[Extracted data entries]
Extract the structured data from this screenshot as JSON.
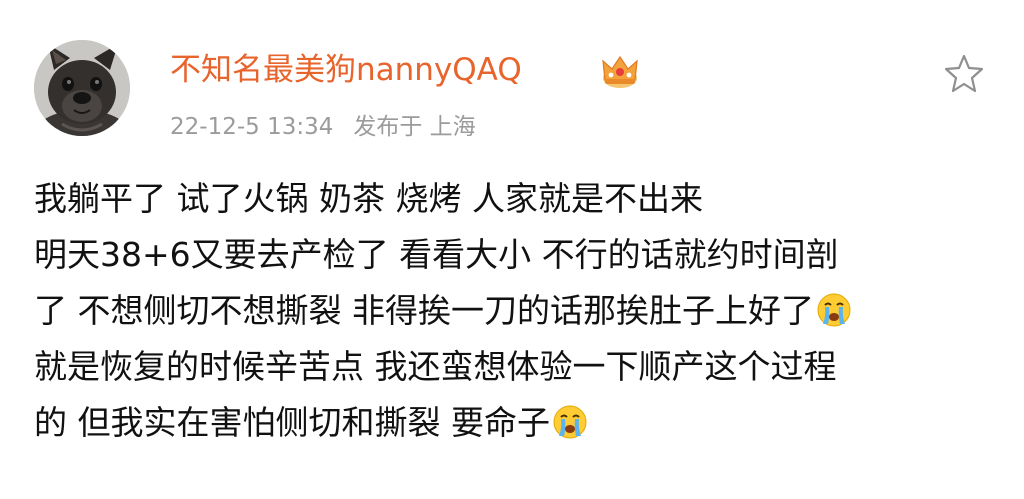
{
  "post": {
    "author": {
      "name": "不知名最美狗nannyQAQ",
      "badge_icon": "crown-icon",
      "avatar_icon": "french-bulldog-avatar"
    },
    "timestamp": "22-12-5 13:34",
    "location": "发布于 上海",
    "action_icon": "star-icon",
    "body_lines": [
      "我躺平了 试了火锅 奶茶 烧烤 人家就是不出来",
      "明天38+6又要去产检了 看看大小 不行的话就约时间剖",
      "了 不想侧切不想撕裂 非得挨一刀的话那挨肚子上好了",
      "就是恢复的时候辛苦点 我还蛮想体验一下顺产这个过程",
      "的 但我实在害怕侧切和撕裂 要命子"
    ],
    "emoji_icon": "crying-face-emoji"
  },
  "colors": {
    "username": "#e8642d",
    "meta": "#9b9b9b",
    "body": "#111111",
    "background": "#ffffff"
  }
}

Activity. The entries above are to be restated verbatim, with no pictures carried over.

Solution to the problem.
Extract the structured data from this screenshot as JSON.
{
  "post": {
    "author": {
      "name": "不知名最美狗nannyQAQ",
      "badge_icon": "crown-icon",
      "avatar_icon": "french-bulldog-avatar"
    },
    "timestamp": "22-12-5 13:34",
    "location": "发布于 上海",
    "action_icon": "star-icon",
    "body_lines": [
      "我躺平了 试了火锅 奶茶 烧烤 人家就是不出来",
      "明天38+6又要去产检了 看看大小 不行的话就约时间剖",
      "了 不想侧切不想撕裂 非得挨一刀的话那挨肚子上好了",
      "就是恢复的时候辛苦点 我还蛮想体验一下顺产这个过程",
      "的 但我实在害怕侧切和撕裂 要命子"
    ],
    "emoji_icon": "crying-face-emoji"
  },
  "colors": {
    "username": "#e8642d",
    "meta": "#9b9b9b",
    "body": "#111111",
    "background": "#ffffff"
  }
}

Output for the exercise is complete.